SANPUD joins the rest of the nation as we try and flatten the curve of a pandemic that could infect up to 70% of South Africans, leading to thousands of deaths. Due to the far-reaching economic impact and depletion of our health services, many more could die after the Corona virus disease 2019 (COVID-19) has passed. The virus has shown the world how fragile we humans are, and highlighted how some people are far more vulnerable than others. Marginalised, disenfranchised, stigmatised, and ‘othered’ communities will suffer disproportionally. We live in an inequitable world, and in a country that has kept people socially separated through the constructs of race, economics, education and spacial design. For people who use drugs (and sex workers), there is the added layer of criminalisation that continues to expose us to brutality at the hands of the law enforcement, correctional services and criminal gangs.
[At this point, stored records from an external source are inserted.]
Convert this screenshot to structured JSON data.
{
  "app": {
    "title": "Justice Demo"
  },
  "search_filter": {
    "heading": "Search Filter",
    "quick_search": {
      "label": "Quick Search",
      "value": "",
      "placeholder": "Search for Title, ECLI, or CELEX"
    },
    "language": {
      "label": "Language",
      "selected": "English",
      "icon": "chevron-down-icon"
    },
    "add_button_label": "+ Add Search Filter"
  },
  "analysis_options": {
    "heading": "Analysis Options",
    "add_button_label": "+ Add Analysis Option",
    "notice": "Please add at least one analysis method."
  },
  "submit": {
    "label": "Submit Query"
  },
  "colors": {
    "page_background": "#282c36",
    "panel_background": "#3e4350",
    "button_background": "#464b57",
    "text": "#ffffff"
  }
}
COVID-19 is already exposing the shortfalls in services for people who use drugs. People dependent on heroin (Whoonga, Unga, Nyaope) are suffering withdrawals that are painful, debilitating, and preventable. The exorbitant price of methadone and other medicines used to help resolve dependent use, the reluctance to support harm reduction services and continued criminalisation have been barriers to expanding services. We can only hope that the terrible circumstances we find ourselves in can expose the failures of the past and help move people to a place of compassion. We further note that while the restriction of movement and the harsh enforcement of the shutdown is necessary at this time, we must ensure that COVID-19 does not signal the death of our constitutional rights.
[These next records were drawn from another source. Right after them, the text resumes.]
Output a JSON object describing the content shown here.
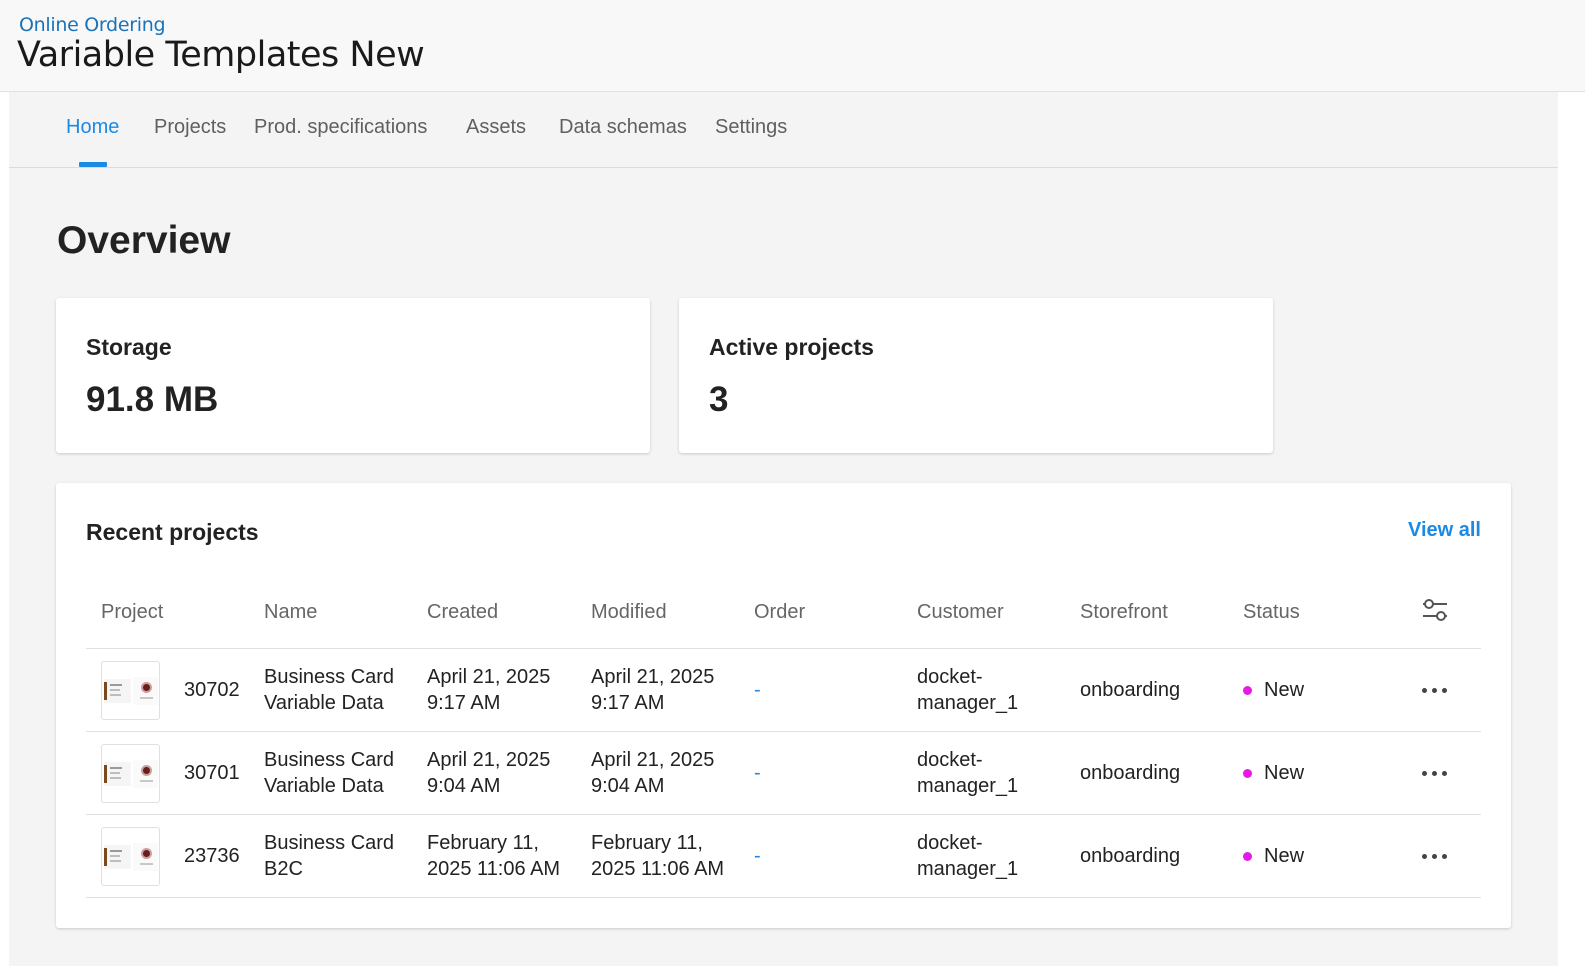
{
  "header": {
    "breadcrumb": "Online Ordering",
    "title": "Variable Templates New"
  },
  "tabs": [
    {
      "label": "Home",
      "active": true
    },
    {
      "label": "Projects",
      "active": false
    },
    {
      "label": "Prod. specifications",
      "active": false
    },
    {
      "label": "Assets",
      "active": false
    },
    {
      "label": "Data schemas",
      "active": false
    },
    {
      "label": "Settings",
      "active": false
    }
  ],
  "overview": {
    "title": "Overview",
    "storage": {
      "label": "Storage",
      "value": "91.8 MB"
    },
    "active_projects": {
      "label": "Active projects",
      "value": "3"
    }
  },
  "recent": {
    "title": "Recent projects",
    "view_all": "View all",
    "columns": {
      "project": "Project",
      "name": "Name",
      "created": "Created",
      "modified": "Modified",
      "order": "Order",
      "customer": "Customer",
      "storefront": "Storefront",
      "status": "Status"
    },
    "rows": [
      {
        "id": "30702",
        "name_line1": "Business Card",
        "name_line2": "Variable Data",
        "created_line1": "April 21, 2025",
        "created_line2": "9:17 AM",
        "modified_line1": "April 21, 2025",
        "modified_line2": "9:17 AM",
        "order": "-",
        "customer_line1": "docket-",
        "customer_line2": "manager_1",
        "storefront": "onboarding",
        "status": "New"
      },
      {
        "id": "30701",
        "name_line1": "Business Card",
        "name_line2": "Variable Data",
        "created_line1": "April 21, 2025",
        "created_line2": "9:04 AM",
        "modified_line1": "April 21, 2025",
        "modified_line2": "9:04 AM",
        "order": "-",
        "customer_line1": "docket-",
        "customer_line2": "manager_1",
        "storefront": "onboarding",
        "status": "New"
      },
      {
        "id": "23736",
        "name_line1": "Business Card",
        "name_line2": "B2C",
        "created_line1": "February 11,",
        "created_line2": "2025 11:06 AM",
        "modified_line1": "February 11,",
        "modified_line2": "2025 11:06 AM",
        "order": "-",
        "customer_line1": "docket-",
        "customer_line2": "manager_1",
        "storefront": "onboarding",
        "status": "New"
      }
    ]
  },
  "icons": {
    "column_settings": "sliders-icon",
    "row_menu": "more-horizontal-icon"
  },
  "colors": {
    "accent": "#1a8ae6",
    "breadcrumb": "#1a73b8",
    "status_new": "#e619e6"
  }
}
We salute the people, including our staff, friends, colleagues and people who use drugs, who are putting their lives on the line to help us navigate and survive the pandemic. We are asking our communities to remain physically distanced and socially engaged. In the words of Viktor Frankl:
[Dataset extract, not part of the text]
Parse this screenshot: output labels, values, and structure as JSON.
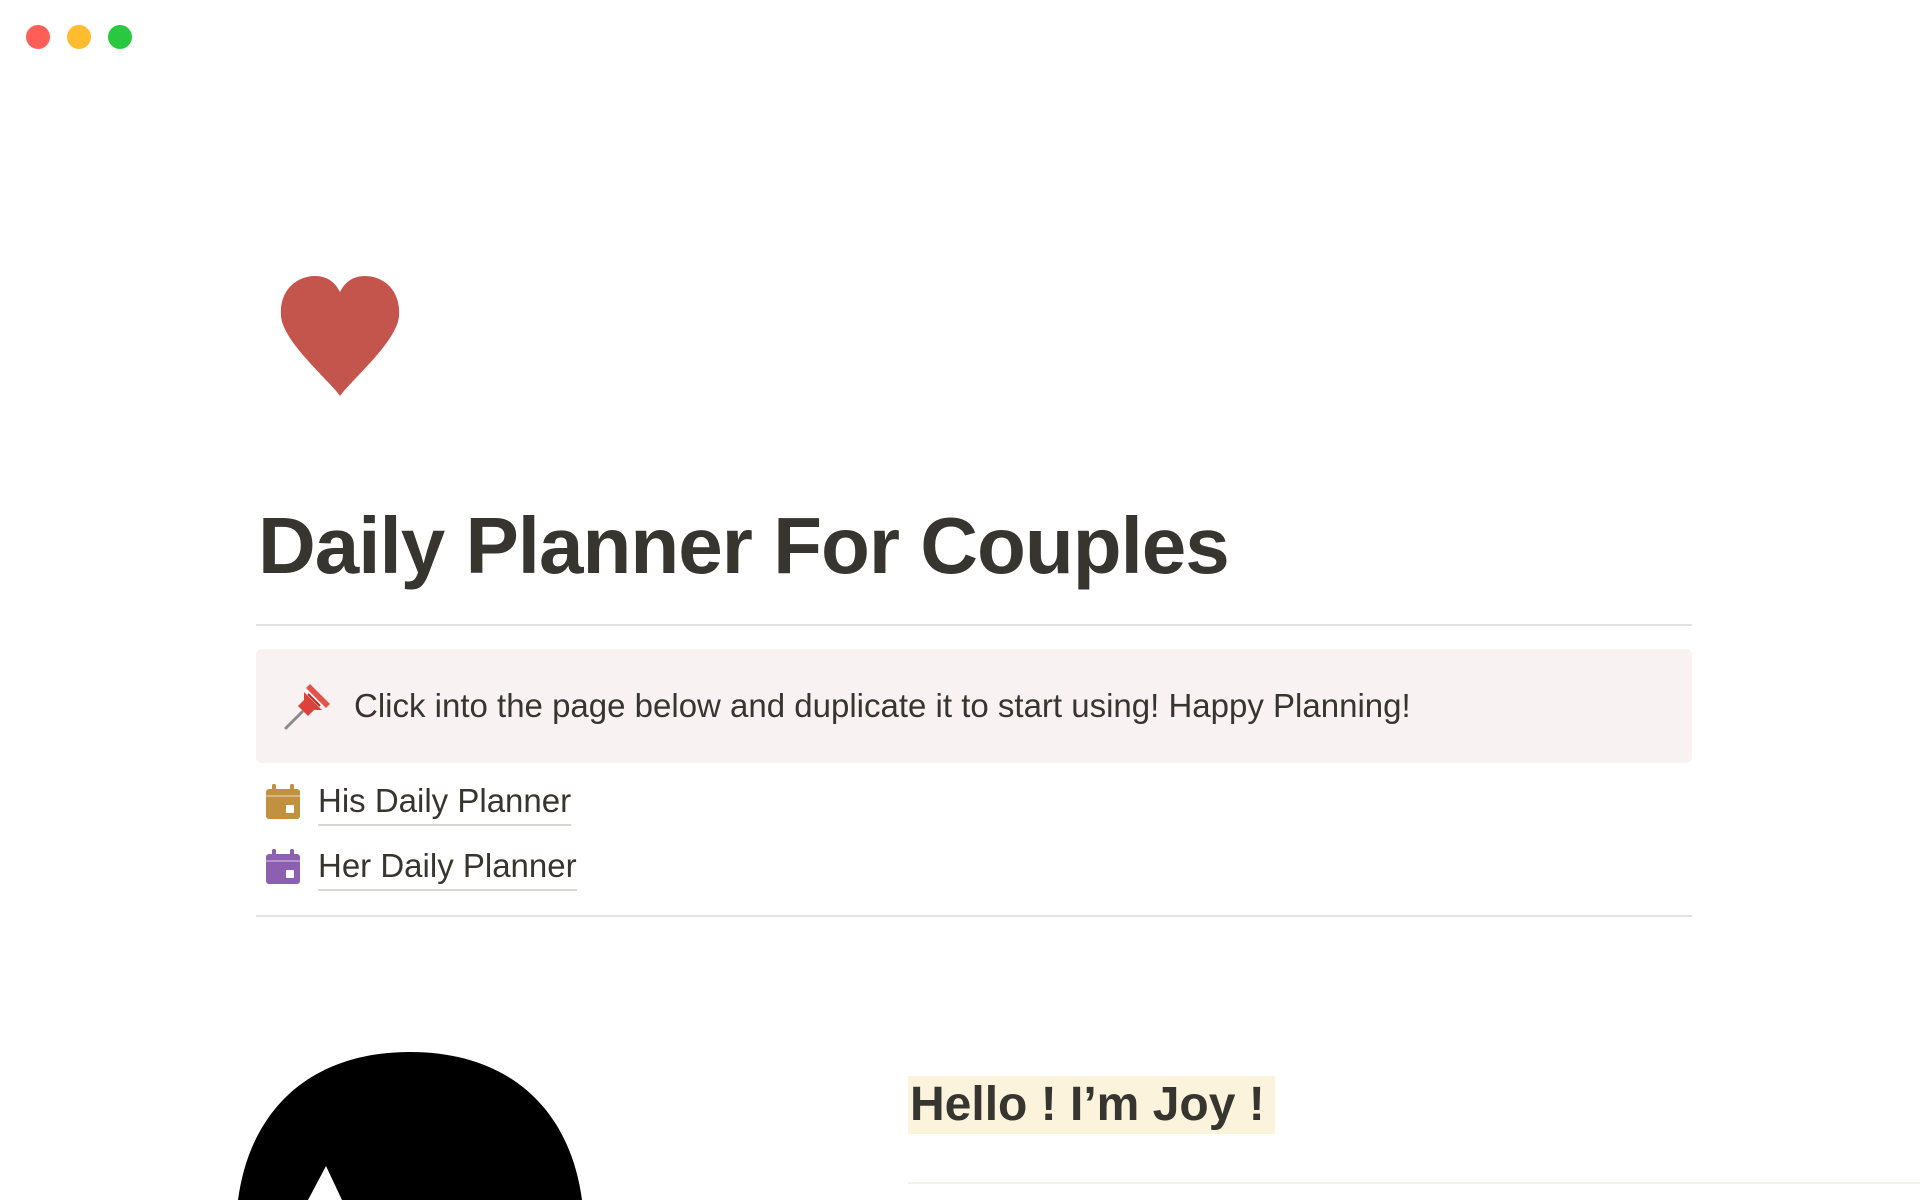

...everything can be taken from a [person] but one thing: the last of the human freedoms – to choose one's attitude in any given set of circumstances, to choose one's own way.
Chair of the Independent Board